Clare Jennings – Mathew Gold & Co. Solicitors


In relation to the New Plan for Immigration and the Nationality and Borders Bill introduced this week … “These plans will include proposals for reception centres to provide basic accommodation while processing the claims of asylum seekers. What is happening in Napier at the moment fits that description … what we seem to have in Napier is a reception centre without any procedural safeguards. A key one would be to ensure that people have access to a lawyer at a sufficiently early stage”

Sonia Lenegan – Immigration Law Practitioners’ Association

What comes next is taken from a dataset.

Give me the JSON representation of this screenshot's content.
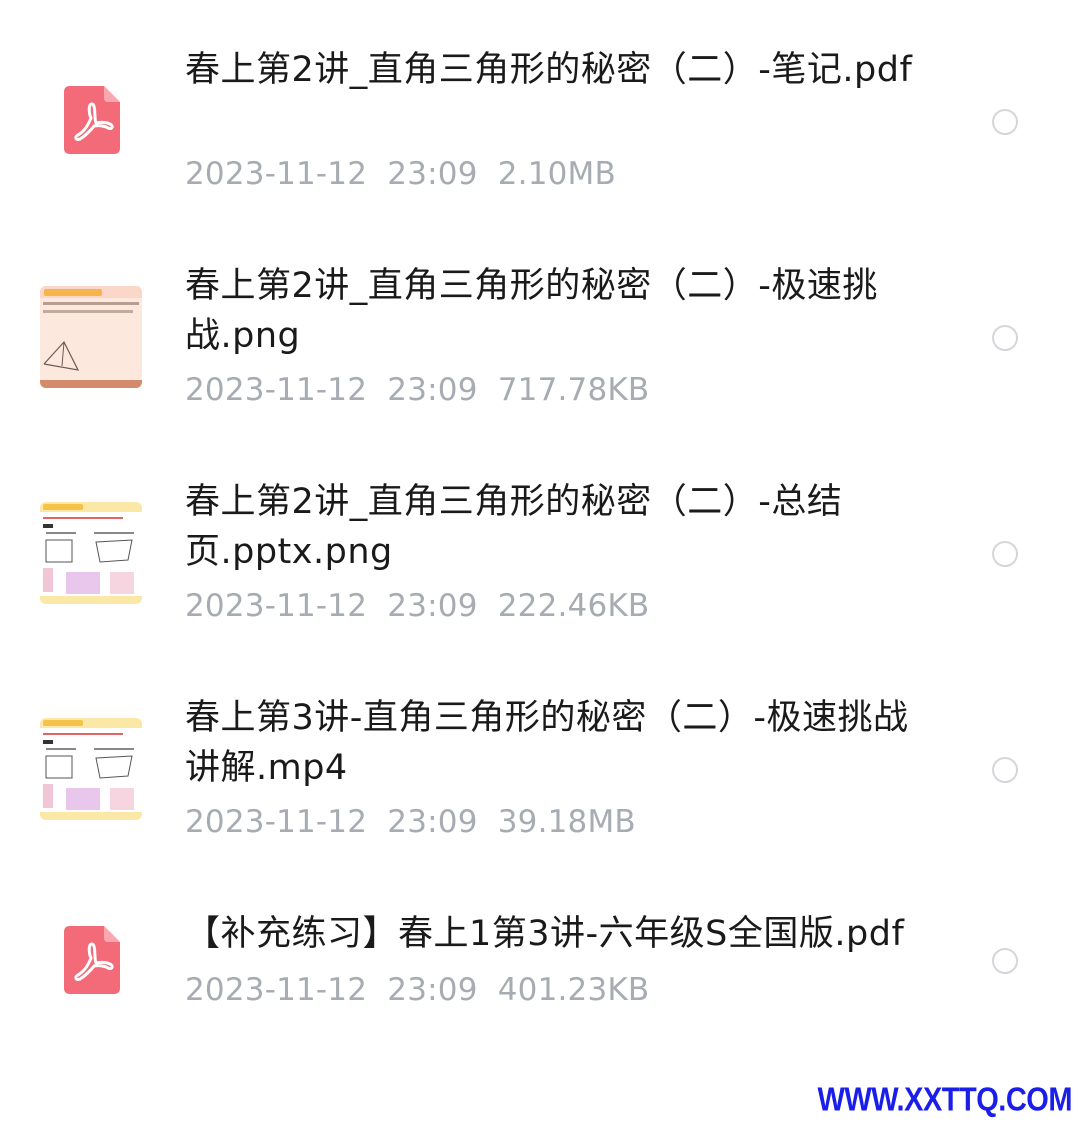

“74% of the people we’ve spoken to said that they have a bad or very bad health in general and 70% are diagnosed with psychological conditions” … “we spoke to a man who had begun to experience severe stomach pain, but there was no action for 24 hours by the by the staff members on the site. And after 24 hours, an ambulance was called and the man was taken to a hospital and diagnosed with a medical condition which, if untreated, could easily lead to life threatening medical complications. The man was offered surgery, but he refused to take the surgery because he thought that he wouldn’t take care of himself in the recovery stage when he was sent to the barracks”

Dr Yusuf Cifti – Policy and Advocacy Manager, Doctors of the World


“If somebody has to pass the barrier of the nurse in the camp who they see as a state employee, an agent of the state, and the very nature of torture is that it destroys your trust in the state.”

Dr Juliet Cohen – Freedom from Torture


“All of them at Napier reported having felt depressed since they arrived there and a third of them said they had felt suicidal” … “the screening processes are not fit for purpose. … we’re not aware of any form of safeguarding provision for mental health”

Dr Jill O’Leary – Helen Bamber Foundation


“There’s virtually no screening program for identifying mental health vulnerabilities for this group” … “You don’t even have primary mental healthcare” … “healthcare is bordering on nonexistent”

Dr Piyal Sen – Member, Working Group on the Mental Health of Asylum Seekers and Refugees, Royal College of Psychiatrists


Described “unbelievably inhumane conditions” and an “unacceptable and shameful situation for this group of vulnerable human beings”

Mary Foy MP


“It is very concerning that the UK Government has described asylum seekers being accommodated at the barracks as “not analogous to British Citizens” and that “less generous” support is therefore available to them. We have seen how this has translated into real harm suffered by real people who are vulnerable and have sought safety in this country.
There is a widely held belief that the barracks are being used as a model on which to base the ‘asylum reception centres’ outlined in the UK Government’s recently published New Plan for Immigration. The APPG’s inquiry comes at a crucial time, and I believe its findings will speak to the fairer and more just society that many of us want to be.”

Alison Thewliss MP – Chair of the APPG